Lucy Mack Smith, History, 1844–1845

Book 7

commandments thou shalt be lifted up at the last day  Amen— This discouraged Mr [Martin] Harris from saying much more  about the plates but he insisted upon taking that which he  had writen home with him that he might show his fam ily what he had been employed in during his abscence  from them he also hoped that it might have a salutary  effect upon his wifes feelings to read what was writ en— Joseph for a long time resisted every entreaty of this  kind at last however he begged the priviledge of obli ging Mr Harris by allowing his last request this pri viledge was given with the condition that my son was  responsible for their safety. This my son was willing to  to do as he could not conceive it possible for so kind a  friend to betray the trust reposed in him. but there  is no doubt of this indulgence being given to Joseph in order  to show him by another lesson of bitter experiance how  vain are all human calculations— and also to learn him  not to put his trust in man nor make flesh his arm  Mr Harris now took the most solemn oath that he  would not show the writing manuscript to any save 5  individuals who belonged his family household for the hoped that  it might be the means of carrying the truth truth home to  their hearts and affecting a union of sentiment <in his family> animated  him very much. & his anxious desires were now gratified  as to the means which he wished to make use of as an instrum ent to effect this much wished for object. Accordingly  he was now fully prepared to set out for home which  he did carrying with him 116 pages of the record in manu script this was in july immediately after his departure  Emma was confined became the Mother of a son but  she had but little <small> comfort from the society of the dear  little stranger for he was very soon snatched from her  arms and borne aloft to the world of spirits before it  had time learn good or evil and for some time its  Mother seemed to tremble upon the verge of the [p. [1], bk. 7]

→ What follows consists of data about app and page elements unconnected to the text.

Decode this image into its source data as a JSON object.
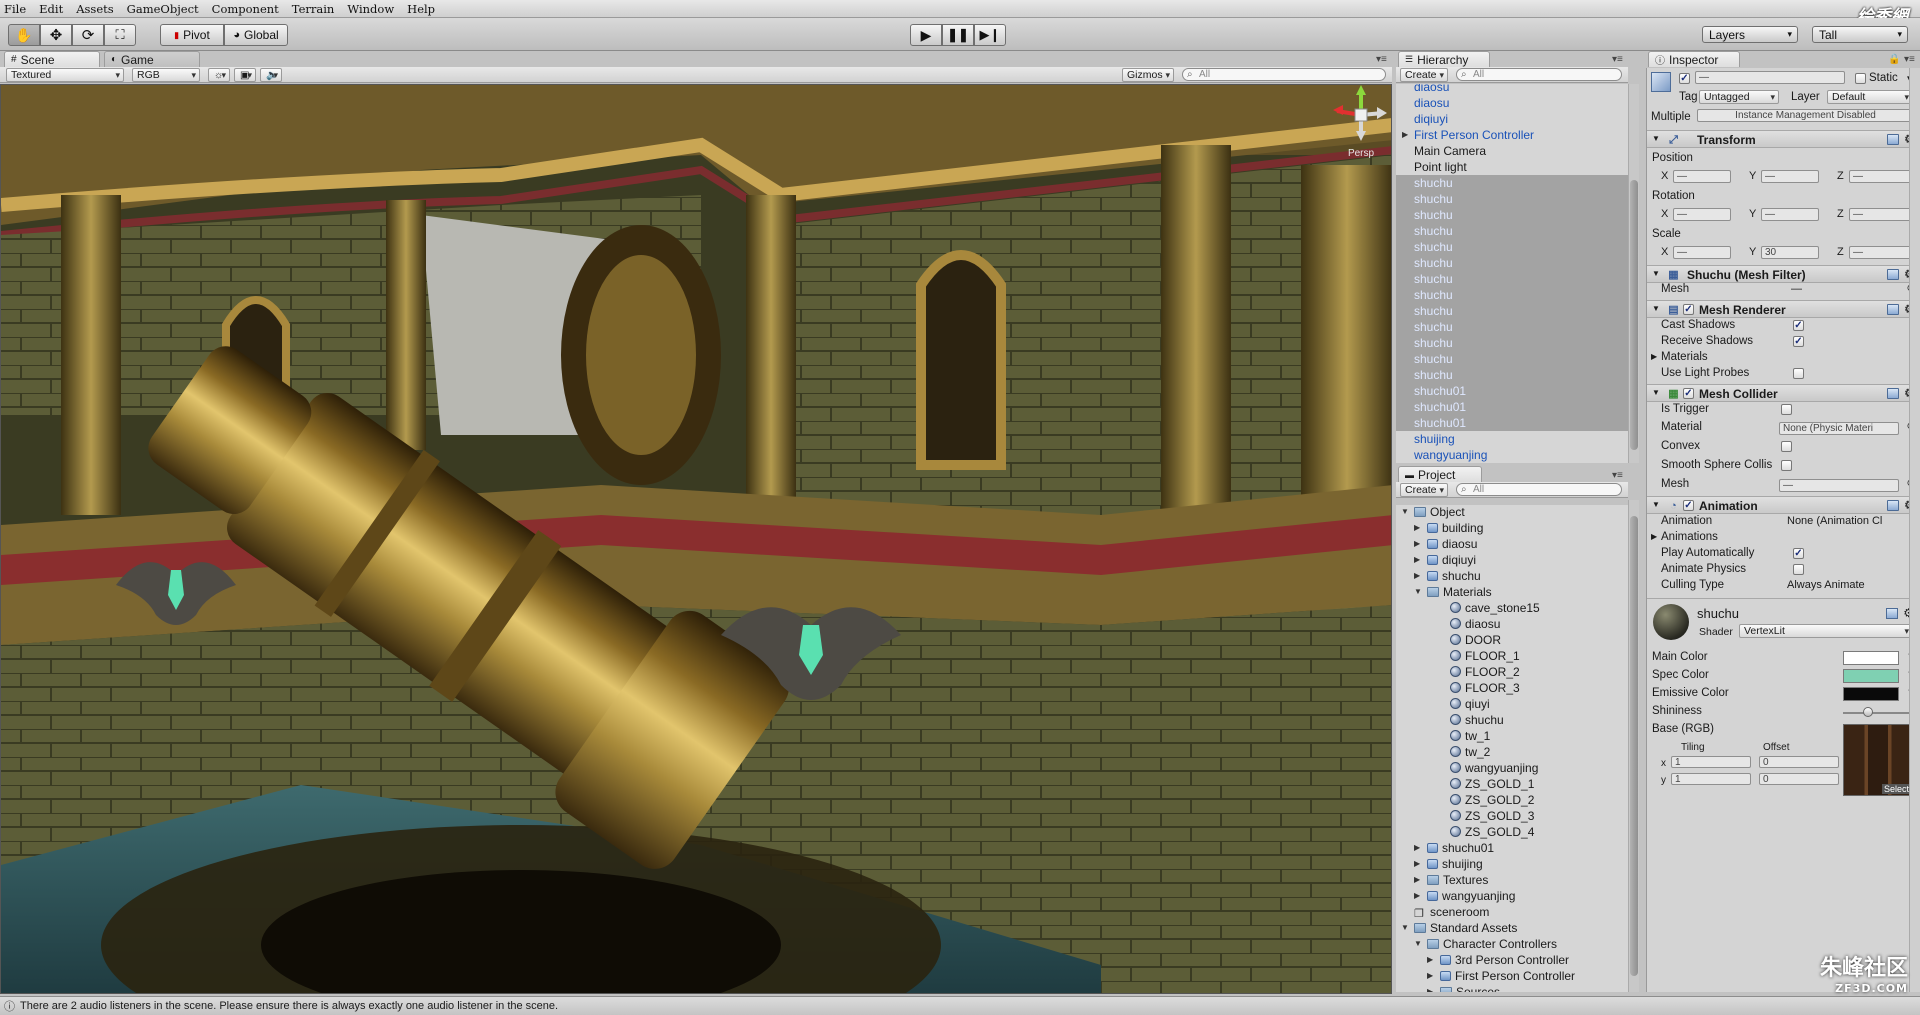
{
  "logo_text": "绘秀網",
  "menu": [
    "File",
    "Edit",
    "Assets",
    "GameObject",
    "Component",
    "Terrain",
    "Window",
    "Help"
  ],
  "toolbar": {
    "pivot_label": "Pivot",
    "global_label": "Global",
    "layers_label": "Layers",
    "layout_label": "Tall"
  },
  "scene_panel": {
    "tab_scene": "Scene",
    "tab_game": "Game",
    "render_mode": "Textured",
    "color_mode": "RGB",
    "gizmos_label": "Gizmos",
    "search_placeholder": "All",
    "gizmo_label": "Persp"
  },
  "hierarchy": {
    "title": "Hierarchy",
    "create_label": "Create",
    "search_placeholder": "All",
    "items": [
      {
        "label": "diaosu",
        "type": "prefab"
      },
      {
        "label": "diaosu",
        "type": "prefab"
      },
      {
        "label": "diqiuyi",
        "type": "prefab"
      },
      {
        "label": "First Person Controller",
        "type": "prefab",
        "expandable": true
      },
      {
        "label": "Main Camera",
        "type": "normal"
      },
      {
        "label": "Point light",
        "type": "normal"
      },
      {
        "label": "shuchu",
        "type": "sel"
      },
      {
        "label": "shuchu",
        "type": "sel"
      },
      {
        "label": "shuchu",
        "type": "sel"
      },
      {
        "label": "shuchu",
        "type": "sel"
      },
      {
        "label": "shuchu",
        "type": "sel"
      },
      {
        "label": "shuchu",
        "type": "sel"
      },
      {
        "label": "shuchu",
        "type": "sel"
      },
      {
        "label": "shuchu",
        "type": "sel"
      },
      {
        "label": "shuchu",
        "type": "sel"
      },
      {
        "label": "shuchu",
        "type": "sel"
      },
      {
        "label": "shuchu",
        "type": "sel"
      },
      {
        "label": "shuchu",
        "type": "sel"
      },
      {
        "label": "shuchu",
        "type": "sel"
      },
      {
        "label": "shuchu01",
        "type": "sel"
      },
      {
        "label": "shuchu01",
        "type": "sel"
      },
      {
        "label": "shuchu01",
        "type": "sel"
      },
      {
        "label": "shuijing",
        "type": "prefab"
      },
      {
        "label": "wangyuanjing",
        "type": "prefab"
      }
    ]
  },
  "project": {
    "title": "Project",
    "create_label": "Create",
    "search_placeholder": "All",
    "items": [
      {
        "label": "Object",
        "kind": "folder",
        "depth": 0,
        "open": true
      },
      {
        "label": "building",
        "kind": "prefab",
        "depth": 1,
        "arrow": true
      },
      {
        "label": "diaosu",
        "kind": "prefab",
        "depth": 1,
        "arrow": true
      },
      {
        "label": "diqiuyi",
        "kind": "prefab",
        "depth": 1,
        "arrow": true
      },
      {
        "label": "shuchu",
        "kind": "prefab",
        "depth": 1,
        "arrow": true
      },
      {
        "label": "Materials",
        "kind": "folder",
        "depth": 1,
        "open": true
      },
      {
        "label": "cave_stone15",
        "kind": "mat",
        "depth": 2
      },
      {
        "label": "diaosu",
        "kind": "mat",
        "depth": 2
      },
      {
        "label": "DOOR",
        "kind": "mat",
        "depth": 2
      },
      {
        "label": "FLOOR_1",
        "kind": "mat",
        "depth": 2
      },
      {
        "label": "FLOOR_2",
        "kind": "mat",
        "depth": 2
      },
      {
        "label": "FLOOR_3",
        "kind": "mat",
        "depth": 2
      },
      {
        "label": "qiuyi",
        "kind": "mat",
        "depth": 2
      },
      {
        "label": "shuchu",
        "kind": "mat",
        "depth": 2
      },
      {
        "label": "tw_1",
        "kind": "mat",
        "depth": 2
      },
      {
        "label": "tw_2",
        "kind": "mat",
        "depth": 2
      },
      {
        "label": "wangyuanjing",
        "kind": "mat",
        "depth": 2
      },
      {
        "label": "ZS_GOLD_1",
        "kind": "mat",
        "depth": 2
      },
      {
        "label": "ZS_GOLD_2",
        "kind": "mat",
        "depth": 2
      },
      {
        "label": "ZS_GOLD_3",
        "kind": "mat",
        "depth": 2
      },
      {
        "label": "ZS_GOLD_4",
        "kind": "mat",
        "depth": 2
      },
      {
        "label": "shuchu01",
        "kind": "prefab",
        "depth": 1,
        "arrow": true
      },
      {
        "label": "shuijing",
        "kind": "prefab",
        "depth": 1,
        "arrow": true
      },
      {
        "label": "Textures",
        "kind": "folder",
        "depth": 1,
        "arrow": true
      },
      {
        "label": "wangyuanjing",
        "kind": "prefab",
        "depth": 1,
        "arrow": true
      },
      {
        "label": "sceneroom",
        "kind": "scene",
        "depth": 0
      },
      {
        "label": "Standard Assets",
        "kind": "folder",
        "depth": 0,
        "open": true
      },
      {
        "label": "Character Controllers",
        "kind": "folder",
        "depth": 1,
        "open": true
      },
      {
        "label": "3rd Person Controller",
        "kind": "prefab",
        "depth": 2,
        "arrow": true
      },
      {
        "label": "First Person Controller",
        "kind": "prefab",
        "depth": 2,
        "arrow": true
      },
      {
        "label": "Sources",
        "kind": "folder",
        "depth": 2,
        "arrow": true
      }
    ]
  },
  "inspector": {
    "title": "Inspector",
    "name_value": "—",
    "static_label": "Static",
    "tag_label": "Tag",
    "tag_value": "Untagged",
    "layer_label": "Layer",
    "layer_value": "Default",
    "multiple_label": "Multiple",
    "multiple_value": "Instance Management Disabled",
    "transform": {
      "title": "Transform",
      "position_label": "Position",
      "rotation_label": "Rotation",
      "scale_label": "Scale",
      "x": "X",
      "y": "Y",
      "z": "Z",
      "dash": "—",
      "scale_y": "30"
    },
    "mesh_filter": {
      "title": "Shuchu (Mesh Filter)",
      "mesh_label": "Mesh",
      "mesh_value": "—"
    },
    "mesh_renderer": {
      "title": "Mesh Renderer",
      "cast_shadows": "Cast Shadows",
      "receive_shadows": "Receive Shadows",
      "materials": "Materials",
      "use_light_probes": "Use Light Probes"
    },
    "mesh_collider": {
      "title": "Mesh Collider",
      "is_trigger": "Is Trigger",
      "material_label": "Material",
      "material_value": "None (Physic Materi",
      "convex": "Convex",
      "smooth": "Smooth Sphere Collis",
      "mesh_label": "Mesh",
      "mesh_value": "—"
    },
    "animation": {
      "title": "Animation",
      "animation_label": "Animation",
      "animation_value": "None (Animation Cl",
      "animations": "Animations",
      "play_auto": "Play Automatically",
      "animate_physics": "Animate Physics",
      "culling_label": "Culling Type",
      "culling_value": "Always Animate"
    },
    "material": {
      "name": "shuchu",
      "shader_label": "Shader",
      "shader_value": "VertexLit",
      "main_color": "Main Color",
      "spec_color": "Spec Color",
      "emissive_color": "Emissive Color",
      "shininess": "Shininess",
      "base": "Base (RGB)",
      "tiling": "Tiling",
      "offset": "Offset",
      "x": "x",
      "y": "y",
      "tile_x": "1",
      "tile_y": "1",
      "off_x": "0",
      "off_y": "0",
      "select": "Select",
      "main_hex": "#ffffff",
      "spec_hex": "#7fd0b2",
      "emis_hex": "#0a0a0a"
    }
  },
  "status": "There are 2 audio listeners in the scene. Please ensure there is always exactly one audio listener in the scene.",
  "watermark": {
    "main": "朱峰社区",
    "sub": "ZF3D.COM"
  }
}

Lucy Mack Smith, History, 1844–1845; handwriting of Martha Jane Knowlton Coray and Howard Coray; 240 pages, with miscellaneous inserted pages; CHL.
Note: Lucy Mack Smith, the mother of Joseph Smith, dictated this rough draft version of her history to Martha Jane Knowlton Coray (with some additional scribal help from Martha’s husband, Howard) beginning in 1844 and concluding in 1845. In 1845, the Corays inscribed a fair copy of the history under Lucy’s direction.